Early in May, I finally had the exam I had been studying for. As usual, after my exam I went for a browse in some book stores in the city. Normally it is supposed to be a celebratory shop but not this time. My exam was a monster. It was three-and-a-half hours long and I needed every second. There was not even time to look over my answers once more before time was up, I was scrambling to the very end. I also found the questions to be a fair bit harder than what I had during my course. I don’t know my results yet, but my post-exam shopping was more therapeutic than celebratory.
I bought two books that will be added to my Read India, TBR pile. The first is Helium by Jaspreet Singh. His earlier novel, Chef, is near the top of my TBR pile and I will be reading it soon(ish). Helium is set in India in the mid-1980’s as the fallout of the Emergency period and the assassination of Prime Minister Indira Gandhi continues.
The other book I bought was The City of Devi by Manil Suri. I know, I promised myself that I would avoid buying the lesser novels of otherwise acclaimed writers but my will was weak after my exam. I am probably more interested in reading Suri’s first novel, The Death of Vishnu, which was a Booker Prize longlister but this novel does sound interesting and has a positive comment from Kiran Desai. It also makes one of the few Indian novels I have that is not set in the past but is relatively contemporary.
Last month I wrote about the joy of browsing and discovering a writer or book you were previously ignorant of. Well it happened again when I came across Mary Renault.
How have I not heard of her before? I bought The Last of the Wine which I believe is the first of her historical novels to be published. I found myself very tempted to go and buy some more, especially since the new editions of her Alexandrian series come with an introduction by one of my favourite historians – Tom Holland. But I have made a promise to myself for restraint.
Instead, I have added The Last of the Wine to my ‘cheat pile’, if you will. My cheat pile is basically a list of books that I will permit to leap ahead in my TBR list. In the past, they were usually books where a film adaptation was in the works. I’m not too fussed about that anymore. Now they are usually short novels that I am enthused about and can squeeze in if I find myself getting ahead in my reading goals. So, I’ve decided to put The Last of the Wine on my cheat list and to read it soon before deciding to buy any more Mary Renault. And you can all hold me to this!

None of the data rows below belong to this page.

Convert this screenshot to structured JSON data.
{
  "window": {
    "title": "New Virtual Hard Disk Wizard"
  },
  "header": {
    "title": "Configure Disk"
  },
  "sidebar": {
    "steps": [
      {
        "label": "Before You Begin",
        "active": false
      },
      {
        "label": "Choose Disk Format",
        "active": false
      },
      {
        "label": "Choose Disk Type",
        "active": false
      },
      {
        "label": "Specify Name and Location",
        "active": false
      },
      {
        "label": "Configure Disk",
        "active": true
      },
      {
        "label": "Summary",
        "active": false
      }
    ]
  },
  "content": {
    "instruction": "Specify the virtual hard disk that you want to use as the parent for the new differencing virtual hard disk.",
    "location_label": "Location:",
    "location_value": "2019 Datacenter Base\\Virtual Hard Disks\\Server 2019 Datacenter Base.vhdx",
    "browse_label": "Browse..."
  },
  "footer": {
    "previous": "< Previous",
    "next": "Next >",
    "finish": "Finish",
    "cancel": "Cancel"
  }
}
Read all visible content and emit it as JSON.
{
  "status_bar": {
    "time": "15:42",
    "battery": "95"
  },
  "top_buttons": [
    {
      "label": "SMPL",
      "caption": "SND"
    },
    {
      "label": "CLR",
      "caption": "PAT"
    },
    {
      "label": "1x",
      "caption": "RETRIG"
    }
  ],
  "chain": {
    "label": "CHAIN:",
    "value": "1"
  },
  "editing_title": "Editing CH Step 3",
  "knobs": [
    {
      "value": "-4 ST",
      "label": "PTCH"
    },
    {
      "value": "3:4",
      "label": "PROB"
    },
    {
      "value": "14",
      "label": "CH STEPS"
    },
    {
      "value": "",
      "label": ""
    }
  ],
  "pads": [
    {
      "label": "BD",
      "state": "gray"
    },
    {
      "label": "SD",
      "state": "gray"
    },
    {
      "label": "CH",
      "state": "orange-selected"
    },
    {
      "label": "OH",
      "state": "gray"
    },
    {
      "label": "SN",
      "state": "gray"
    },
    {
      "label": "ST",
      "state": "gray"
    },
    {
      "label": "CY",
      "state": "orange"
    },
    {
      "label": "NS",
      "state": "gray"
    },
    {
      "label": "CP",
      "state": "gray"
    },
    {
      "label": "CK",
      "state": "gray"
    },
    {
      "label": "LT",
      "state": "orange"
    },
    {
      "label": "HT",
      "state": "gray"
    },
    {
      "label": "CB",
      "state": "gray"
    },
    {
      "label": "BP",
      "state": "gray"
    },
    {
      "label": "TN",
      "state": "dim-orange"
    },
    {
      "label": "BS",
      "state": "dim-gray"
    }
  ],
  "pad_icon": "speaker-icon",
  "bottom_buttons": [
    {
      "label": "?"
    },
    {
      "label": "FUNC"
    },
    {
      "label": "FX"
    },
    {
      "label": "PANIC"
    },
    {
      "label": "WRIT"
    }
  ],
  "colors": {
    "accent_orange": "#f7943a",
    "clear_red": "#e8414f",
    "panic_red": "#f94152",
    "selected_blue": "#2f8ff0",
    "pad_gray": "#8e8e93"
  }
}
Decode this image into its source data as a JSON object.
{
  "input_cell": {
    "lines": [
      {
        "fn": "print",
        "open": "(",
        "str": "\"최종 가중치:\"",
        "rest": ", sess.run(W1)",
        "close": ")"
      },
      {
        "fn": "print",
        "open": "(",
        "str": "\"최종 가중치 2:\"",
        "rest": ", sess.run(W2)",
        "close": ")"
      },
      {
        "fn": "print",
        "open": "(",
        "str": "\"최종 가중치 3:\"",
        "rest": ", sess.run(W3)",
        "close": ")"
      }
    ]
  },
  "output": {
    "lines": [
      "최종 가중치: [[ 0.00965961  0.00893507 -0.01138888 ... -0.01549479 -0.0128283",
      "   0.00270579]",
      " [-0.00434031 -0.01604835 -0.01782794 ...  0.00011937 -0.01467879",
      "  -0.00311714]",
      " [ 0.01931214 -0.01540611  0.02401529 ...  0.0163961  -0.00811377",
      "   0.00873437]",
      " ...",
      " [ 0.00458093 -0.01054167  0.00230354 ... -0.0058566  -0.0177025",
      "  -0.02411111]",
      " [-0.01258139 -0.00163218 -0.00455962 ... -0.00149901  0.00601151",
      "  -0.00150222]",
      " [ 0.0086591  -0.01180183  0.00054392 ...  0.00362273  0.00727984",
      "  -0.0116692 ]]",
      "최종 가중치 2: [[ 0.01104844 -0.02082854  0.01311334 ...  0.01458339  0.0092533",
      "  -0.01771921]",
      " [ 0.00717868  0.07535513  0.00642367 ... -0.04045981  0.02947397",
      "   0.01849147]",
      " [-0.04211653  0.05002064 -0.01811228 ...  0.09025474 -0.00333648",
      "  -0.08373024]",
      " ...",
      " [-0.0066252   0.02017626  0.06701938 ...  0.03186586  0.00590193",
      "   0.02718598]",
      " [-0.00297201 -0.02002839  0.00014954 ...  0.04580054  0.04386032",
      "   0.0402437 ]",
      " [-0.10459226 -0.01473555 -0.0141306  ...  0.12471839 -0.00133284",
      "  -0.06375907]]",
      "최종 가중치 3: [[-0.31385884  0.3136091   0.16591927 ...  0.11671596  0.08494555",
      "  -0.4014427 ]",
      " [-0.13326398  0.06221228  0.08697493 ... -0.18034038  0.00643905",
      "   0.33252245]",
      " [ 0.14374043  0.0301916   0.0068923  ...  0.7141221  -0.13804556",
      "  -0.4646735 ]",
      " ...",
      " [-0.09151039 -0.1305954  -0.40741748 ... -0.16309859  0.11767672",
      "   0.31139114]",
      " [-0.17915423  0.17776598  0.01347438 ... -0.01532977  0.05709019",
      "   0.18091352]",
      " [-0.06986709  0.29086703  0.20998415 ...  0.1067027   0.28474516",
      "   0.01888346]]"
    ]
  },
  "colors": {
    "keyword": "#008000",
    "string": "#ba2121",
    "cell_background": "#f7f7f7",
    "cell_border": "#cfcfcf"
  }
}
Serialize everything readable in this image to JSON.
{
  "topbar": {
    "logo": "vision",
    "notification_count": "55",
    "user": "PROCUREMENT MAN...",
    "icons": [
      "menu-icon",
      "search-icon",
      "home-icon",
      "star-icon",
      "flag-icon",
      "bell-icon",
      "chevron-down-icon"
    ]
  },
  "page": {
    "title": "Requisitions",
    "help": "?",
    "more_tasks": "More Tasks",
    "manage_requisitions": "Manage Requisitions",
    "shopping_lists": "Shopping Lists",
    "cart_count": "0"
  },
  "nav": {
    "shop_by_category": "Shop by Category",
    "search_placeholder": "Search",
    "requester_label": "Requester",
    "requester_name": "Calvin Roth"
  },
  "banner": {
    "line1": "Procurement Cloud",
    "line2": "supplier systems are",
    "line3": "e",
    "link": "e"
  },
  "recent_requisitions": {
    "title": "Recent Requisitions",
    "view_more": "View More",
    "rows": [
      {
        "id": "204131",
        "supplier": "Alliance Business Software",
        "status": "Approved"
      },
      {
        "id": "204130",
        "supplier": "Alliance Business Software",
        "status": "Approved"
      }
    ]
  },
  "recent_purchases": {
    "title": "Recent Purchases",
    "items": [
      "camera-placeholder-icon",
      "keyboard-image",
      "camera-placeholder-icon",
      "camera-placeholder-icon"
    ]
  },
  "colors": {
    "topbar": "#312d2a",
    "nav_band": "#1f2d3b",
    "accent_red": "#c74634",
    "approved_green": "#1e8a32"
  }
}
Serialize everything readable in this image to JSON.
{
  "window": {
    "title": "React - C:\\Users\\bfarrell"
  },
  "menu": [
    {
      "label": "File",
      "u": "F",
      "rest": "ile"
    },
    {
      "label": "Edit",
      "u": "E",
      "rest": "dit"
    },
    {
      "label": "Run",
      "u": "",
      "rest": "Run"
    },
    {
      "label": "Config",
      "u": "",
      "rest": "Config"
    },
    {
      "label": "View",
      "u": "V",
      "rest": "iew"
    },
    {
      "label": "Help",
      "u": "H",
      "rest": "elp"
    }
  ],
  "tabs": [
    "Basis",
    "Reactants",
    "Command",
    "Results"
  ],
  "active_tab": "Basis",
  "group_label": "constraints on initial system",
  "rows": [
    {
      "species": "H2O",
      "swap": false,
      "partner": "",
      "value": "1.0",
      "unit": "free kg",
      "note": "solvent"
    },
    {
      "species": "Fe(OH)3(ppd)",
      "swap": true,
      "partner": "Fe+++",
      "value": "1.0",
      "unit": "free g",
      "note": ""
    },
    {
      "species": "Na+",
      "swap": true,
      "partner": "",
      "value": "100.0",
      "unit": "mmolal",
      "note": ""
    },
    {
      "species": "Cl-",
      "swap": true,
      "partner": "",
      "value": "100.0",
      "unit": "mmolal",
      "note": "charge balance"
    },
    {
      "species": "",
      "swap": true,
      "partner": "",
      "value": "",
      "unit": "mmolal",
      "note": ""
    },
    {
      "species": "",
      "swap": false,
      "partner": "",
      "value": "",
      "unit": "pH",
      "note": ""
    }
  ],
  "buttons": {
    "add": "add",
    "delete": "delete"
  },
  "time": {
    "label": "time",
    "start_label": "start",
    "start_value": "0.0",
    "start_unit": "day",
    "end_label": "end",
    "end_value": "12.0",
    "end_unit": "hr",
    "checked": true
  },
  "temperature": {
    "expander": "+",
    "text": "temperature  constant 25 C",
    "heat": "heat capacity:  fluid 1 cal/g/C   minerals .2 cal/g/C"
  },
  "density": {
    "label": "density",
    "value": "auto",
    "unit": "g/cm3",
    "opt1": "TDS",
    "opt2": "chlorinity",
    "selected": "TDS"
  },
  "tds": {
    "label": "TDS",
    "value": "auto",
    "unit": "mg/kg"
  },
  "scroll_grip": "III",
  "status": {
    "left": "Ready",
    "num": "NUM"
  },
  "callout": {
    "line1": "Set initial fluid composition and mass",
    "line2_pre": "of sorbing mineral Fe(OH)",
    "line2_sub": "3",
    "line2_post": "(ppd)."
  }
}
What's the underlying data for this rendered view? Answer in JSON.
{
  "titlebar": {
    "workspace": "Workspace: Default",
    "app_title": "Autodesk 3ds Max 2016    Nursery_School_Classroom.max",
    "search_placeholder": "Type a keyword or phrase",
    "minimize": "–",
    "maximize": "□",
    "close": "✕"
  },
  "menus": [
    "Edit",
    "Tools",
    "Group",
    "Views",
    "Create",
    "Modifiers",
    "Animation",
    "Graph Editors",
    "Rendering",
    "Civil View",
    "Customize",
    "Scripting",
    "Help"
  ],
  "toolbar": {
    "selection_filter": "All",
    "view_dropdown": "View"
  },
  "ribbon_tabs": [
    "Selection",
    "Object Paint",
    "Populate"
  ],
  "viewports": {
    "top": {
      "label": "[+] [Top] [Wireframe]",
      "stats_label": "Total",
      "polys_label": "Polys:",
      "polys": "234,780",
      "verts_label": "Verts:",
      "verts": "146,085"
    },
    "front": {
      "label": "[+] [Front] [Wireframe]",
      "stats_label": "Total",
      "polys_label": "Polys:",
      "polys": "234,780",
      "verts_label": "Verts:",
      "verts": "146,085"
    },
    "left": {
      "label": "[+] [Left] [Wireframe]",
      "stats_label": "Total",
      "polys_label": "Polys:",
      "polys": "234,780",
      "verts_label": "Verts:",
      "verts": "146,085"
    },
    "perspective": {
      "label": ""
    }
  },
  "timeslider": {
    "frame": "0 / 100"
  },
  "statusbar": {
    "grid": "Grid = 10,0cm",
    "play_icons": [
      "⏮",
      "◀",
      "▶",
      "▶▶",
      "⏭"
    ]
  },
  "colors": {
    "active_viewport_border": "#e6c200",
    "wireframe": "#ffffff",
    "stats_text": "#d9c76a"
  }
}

Last year, when I was feeling like I needed some light reading, I targeted Robert Harris and bought a second-hand copy of The Ghost and a cheap copy of Fatherland and put both on my cheat pile with the plan of building up to the books I wanted to read the most – his Cicero series. But I was unimpressed by The Ghost, which took the wind out of my sails. Fatherland remains on my cheat pile and depending on how that goes, I’ll decide on whether I still want to read his Cicero series. I hope the same won’t happen with Mary Renault but you may understand my caution.
Speaking of my cheat list, I am reading a book from it right now! I am a bit ahead of schedule in reading my 2017 list so I decided to squeeze in Staying On by Paul Scott which I only bought recently. I’m not going to say much about it yet, except that I am thoroughly enjoying it.
Meanwhile, I am still ploughing through The Shahnameh; making steady progress but it can be hard-going.